### TASK DIRECTIONS
Return a copy of every line in the data below that contains "JSON".

### DATA LISTING ###

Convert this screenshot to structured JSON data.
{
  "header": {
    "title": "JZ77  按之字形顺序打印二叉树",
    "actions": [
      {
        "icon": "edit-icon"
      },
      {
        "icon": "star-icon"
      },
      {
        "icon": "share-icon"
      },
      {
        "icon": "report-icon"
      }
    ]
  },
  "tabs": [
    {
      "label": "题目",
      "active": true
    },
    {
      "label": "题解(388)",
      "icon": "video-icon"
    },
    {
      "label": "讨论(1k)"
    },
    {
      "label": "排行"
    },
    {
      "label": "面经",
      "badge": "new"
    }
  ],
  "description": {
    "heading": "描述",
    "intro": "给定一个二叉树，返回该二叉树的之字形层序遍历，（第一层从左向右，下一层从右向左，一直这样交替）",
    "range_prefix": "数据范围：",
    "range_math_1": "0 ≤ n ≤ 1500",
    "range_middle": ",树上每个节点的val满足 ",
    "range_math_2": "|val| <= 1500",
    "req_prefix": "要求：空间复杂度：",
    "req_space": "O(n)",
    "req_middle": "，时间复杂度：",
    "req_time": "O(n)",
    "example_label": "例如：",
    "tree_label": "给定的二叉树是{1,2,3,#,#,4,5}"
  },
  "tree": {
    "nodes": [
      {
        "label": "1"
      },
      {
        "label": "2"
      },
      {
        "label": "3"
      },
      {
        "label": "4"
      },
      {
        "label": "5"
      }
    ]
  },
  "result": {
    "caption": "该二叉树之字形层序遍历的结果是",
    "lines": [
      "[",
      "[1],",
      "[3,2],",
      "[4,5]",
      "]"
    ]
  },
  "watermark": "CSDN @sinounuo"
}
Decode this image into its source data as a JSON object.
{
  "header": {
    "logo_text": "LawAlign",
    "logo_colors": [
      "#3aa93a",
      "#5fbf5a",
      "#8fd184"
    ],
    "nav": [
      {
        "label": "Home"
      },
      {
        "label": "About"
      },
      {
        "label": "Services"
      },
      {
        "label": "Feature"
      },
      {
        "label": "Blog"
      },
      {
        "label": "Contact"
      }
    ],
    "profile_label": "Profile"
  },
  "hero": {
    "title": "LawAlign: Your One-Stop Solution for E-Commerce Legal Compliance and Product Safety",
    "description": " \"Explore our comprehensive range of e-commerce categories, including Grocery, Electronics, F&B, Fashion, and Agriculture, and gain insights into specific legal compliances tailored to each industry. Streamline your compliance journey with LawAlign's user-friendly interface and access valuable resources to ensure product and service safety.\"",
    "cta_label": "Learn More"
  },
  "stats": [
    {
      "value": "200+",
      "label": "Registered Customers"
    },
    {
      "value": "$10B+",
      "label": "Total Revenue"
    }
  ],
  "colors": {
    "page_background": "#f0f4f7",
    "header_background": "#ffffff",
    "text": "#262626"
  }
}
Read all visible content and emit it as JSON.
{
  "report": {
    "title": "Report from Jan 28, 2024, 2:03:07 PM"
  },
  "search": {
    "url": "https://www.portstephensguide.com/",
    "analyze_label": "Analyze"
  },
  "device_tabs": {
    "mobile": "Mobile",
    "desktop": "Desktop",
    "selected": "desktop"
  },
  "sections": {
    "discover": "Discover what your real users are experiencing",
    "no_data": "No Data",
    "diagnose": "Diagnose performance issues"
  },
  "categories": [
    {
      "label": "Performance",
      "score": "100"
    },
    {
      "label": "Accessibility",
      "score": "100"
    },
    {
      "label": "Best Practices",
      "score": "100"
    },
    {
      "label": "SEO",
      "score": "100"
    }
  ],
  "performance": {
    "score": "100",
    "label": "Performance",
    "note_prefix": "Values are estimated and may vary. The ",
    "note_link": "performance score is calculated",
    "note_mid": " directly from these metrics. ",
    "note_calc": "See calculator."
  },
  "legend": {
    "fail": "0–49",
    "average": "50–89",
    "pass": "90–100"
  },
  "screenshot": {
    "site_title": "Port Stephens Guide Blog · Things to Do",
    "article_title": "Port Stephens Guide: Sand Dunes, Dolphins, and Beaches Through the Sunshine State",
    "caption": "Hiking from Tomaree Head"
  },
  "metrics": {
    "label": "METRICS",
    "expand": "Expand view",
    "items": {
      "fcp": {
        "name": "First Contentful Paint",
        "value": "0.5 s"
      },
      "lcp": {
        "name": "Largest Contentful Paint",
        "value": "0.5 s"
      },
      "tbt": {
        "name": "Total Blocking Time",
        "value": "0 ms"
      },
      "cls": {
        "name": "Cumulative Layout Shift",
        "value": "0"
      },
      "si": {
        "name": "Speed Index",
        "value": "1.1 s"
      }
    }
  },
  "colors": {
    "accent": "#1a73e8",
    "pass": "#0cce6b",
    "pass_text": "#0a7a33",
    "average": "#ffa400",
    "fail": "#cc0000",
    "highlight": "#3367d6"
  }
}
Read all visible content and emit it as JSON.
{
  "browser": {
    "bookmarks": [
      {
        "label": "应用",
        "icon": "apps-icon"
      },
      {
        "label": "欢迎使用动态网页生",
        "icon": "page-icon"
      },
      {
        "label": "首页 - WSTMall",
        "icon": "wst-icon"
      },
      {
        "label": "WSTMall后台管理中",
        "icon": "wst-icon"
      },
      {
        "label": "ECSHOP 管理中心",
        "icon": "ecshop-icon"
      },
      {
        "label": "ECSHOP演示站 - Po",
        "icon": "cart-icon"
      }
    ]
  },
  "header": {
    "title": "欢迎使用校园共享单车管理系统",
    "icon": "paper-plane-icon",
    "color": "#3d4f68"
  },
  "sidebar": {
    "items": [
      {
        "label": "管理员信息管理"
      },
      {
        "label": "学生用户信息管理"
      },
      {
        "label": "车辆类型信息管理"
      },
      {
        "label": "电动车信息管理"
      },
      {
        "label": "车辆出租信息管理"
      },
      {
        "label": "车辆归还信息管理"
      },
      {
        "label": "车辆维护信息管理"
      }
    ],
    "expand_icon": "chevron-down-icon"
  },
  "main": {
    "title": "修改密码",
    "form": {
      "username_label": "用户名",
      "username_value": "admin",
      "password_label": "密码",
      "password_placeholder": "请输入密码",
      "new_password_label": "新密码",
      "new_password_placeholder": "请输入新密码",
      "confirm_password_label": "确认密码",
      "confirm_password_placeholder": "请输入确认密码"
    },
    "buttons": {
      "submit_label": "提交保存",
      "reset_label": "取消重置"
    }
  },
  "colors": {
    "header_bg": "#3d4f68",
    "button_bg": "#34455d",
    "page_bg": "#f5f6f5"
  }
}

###

### YOUR SOLUTION
Convert this screenshot to structured JSON data.
Decode this image into its source data as a JSON object.
Read all visible content and emit it as JSON.
Read all visible content and emit it as JSON.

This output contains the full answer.